Talking Books host Robert Kirkwood reviews 'Eleanor Oliphant is Completely Fine' by Gail Honeyman
"Sitting loosely under the banner of chick-Lit, it might strike you as a surprising recommendation from me.
On the surface, it’s the story of a 30-year-old woman trying to survive work and life in modern Glasgow, but there’s so much more going on. It’s in part a study of loneliness, social awkwardness and relationships. There’s romance and even a mystery, as there’s a secret in Eleanor’s past.
At times I found this frustrating as the author drip feeds jigsaw pieces making up the background of the eponymous character. But in the end, it was just enough for me to keep the page turning and finding out more.
Eleanor Oliphant herself is a unique character; she’s learnt how to survive, but not to live. She wears the same clothes to work every day, eats the same meal deal every day, and buys the same two bottles of vodka to drink every weekend.
She’s hard to like at first. But as you start to see the world through her eyes, her point of view makes a certain amount of sense. Although at times you will not believe some of the decisions she makes internally.
The light-hearted moments are as light as the devastating moments are dark. It’s a debut novel, but it was the subject of a heated auction between publishers in the UK, and in the US, and the film rights have just been sold.

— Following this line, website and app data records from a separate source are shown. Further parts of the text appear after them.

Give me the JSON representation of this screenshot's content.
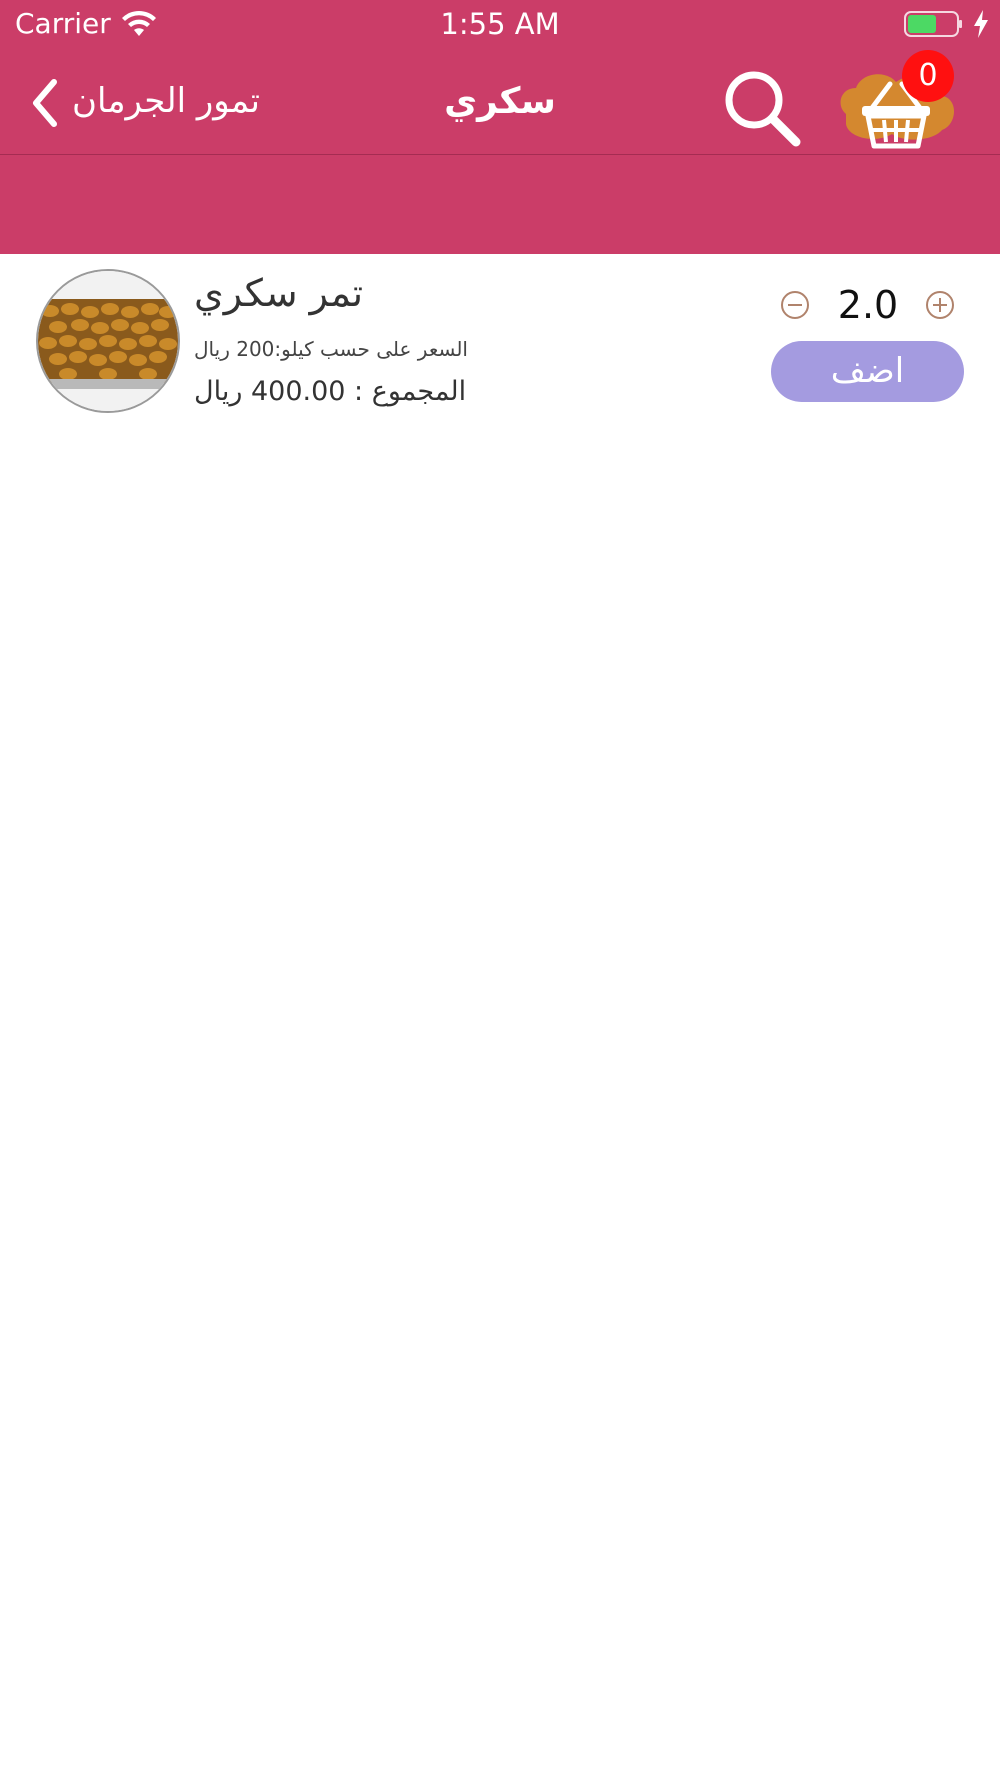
{
  "status_bar": {
    "carrier": "Carrier",
    "time": "1:55 AM",
    "battery_color": "#4cd964"
  },
  "nav": {
    "back_label": "تمور الجرمان",
    "title": "سكري",
    "cart_count": "0",
    "background_color": "#cb3d68"
  },
  "product": {
    "name": "تمر سكري",
    "price_line": "السعر على حسب كيلو:200 ريال",
    "total_line": "المجموع : 400.00 ريال",
    "quantity": "2.0",
    "add_label": "اضف",
    "add_button_color": "#a49be0"
  }
}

All this was before the book came out in mid-May.
It’s set to be the book of the summer, and best of all, thanks to a deal with publisher HarperCollins; it was available on the day of publication from RNIB Talking Books."